◆ What the task requires ◆
Line by line, copy the data below exactly.

◆ Provided records ◆
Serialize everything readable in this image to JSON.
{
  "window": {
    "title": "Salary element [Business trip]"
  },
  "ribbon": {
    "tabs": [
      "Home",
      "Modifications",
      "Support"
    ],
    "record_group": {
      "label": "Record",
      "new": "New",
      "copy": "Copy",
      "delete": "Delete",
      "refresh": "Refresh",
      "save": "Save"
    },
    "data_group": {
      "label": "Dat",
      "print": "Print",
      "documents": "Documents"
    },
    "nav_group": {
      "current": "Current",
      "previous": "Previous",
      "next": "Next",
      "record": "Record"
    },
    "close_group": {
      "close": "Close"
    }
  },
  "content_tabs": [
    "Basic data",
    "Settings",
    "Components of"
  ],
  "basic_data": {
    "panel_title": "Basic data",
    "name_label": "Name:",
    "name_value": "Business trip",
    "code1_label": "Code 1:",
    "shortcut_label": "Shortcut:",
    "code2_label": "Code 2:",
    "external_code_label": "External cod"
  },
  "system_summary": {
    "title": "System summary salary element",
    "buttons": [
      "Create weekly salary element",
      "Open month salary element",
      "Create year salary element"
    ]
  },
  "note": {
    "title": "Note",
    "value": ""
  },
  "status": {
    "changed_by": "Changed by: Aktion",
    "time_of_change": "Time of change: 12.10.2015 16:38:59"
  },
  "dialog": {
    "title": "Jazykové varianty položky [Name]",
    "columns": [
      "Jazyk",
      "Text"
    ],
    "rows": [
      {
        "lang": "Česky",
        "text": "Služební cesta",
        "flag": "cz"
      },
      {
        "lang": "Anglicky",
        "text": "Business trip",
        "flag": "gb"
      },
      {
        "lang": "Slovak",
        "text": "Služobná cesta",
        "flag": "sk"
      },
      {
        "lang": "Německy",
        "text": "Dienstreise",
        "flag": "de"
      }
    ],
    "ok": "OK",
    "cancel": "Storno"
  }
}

◆ Response area ◆
Serialize everything readable in this image to JSON.
{
  "window": {
    "title": "Salary element [Business trip]"
  },
  "ribbon": {
    "tabs": [
      "Home",
      "Modifications",
      "Support"
    ],
    "record_group": {
      "label": "Record",
      "new": "New",
      "copy": "Copy",
      "delete": "Delete",
      "refresh": "Refresh",
      "save": "Save"
    },
    "data_group": {
      "label": "Dat",
      "print": "Print",
      "documents": "Documents"
    },
    "nav_group": {
      "current": "Current",
      "previous": "Previous",
      "next": "Next",
      "record": "Record"
    },
    "close_group": {
      "close": "Close"
    }
  },
  "content_tabs": [
    "Basic data",
    "Settings",
    "Components of"
  ],
  "basic_data": {
    "panel_title": "Basic data",
    "name_label": "Name:",
    "name_value": "Business trip",
    "code1_label": "Code 1:",
    "shortcut_label": "Shortcut:",
    "code2_label": "Code 2:",
    "external_code_label": "External cod"
  },
  "system_summary": {
    "title": "System summary salary element",
    "buttons": [
      "Create weekly salary element",
      "Open month salary element",
      "Create year salary element"
    ]
  },
  "note": {
    "title": "Note",
    "value": ""
  },
  "status": {
    "changed_by": "Changed by: Aktion",
    "time_of_change": "Time of change: 12.10.2015 16:38:59"
  },
  "dialog": {
    "title": "Jazykové varianty položky [Name]",
    "columns": [
      "Jazyk",
      "Text"
    ],
    "rows": [
      {
        "lang": "Česky",
        "text": "Služební cesta",
        "flag": "cz"
      },
      {
        "lang": "Anglicky",
        "text": "Business trip",
        "flag": "gb"
      },
      {
        "lang": "Slovak",
        "text": "Služobná cesta",
        "flag": "sk"
      },
      {
        "lang": "Německy",
        "text": "Dienstreise",
        "flag": "de"
      }
    ],
    "ok": "OK",
    "cancel": "Storno"
  }
}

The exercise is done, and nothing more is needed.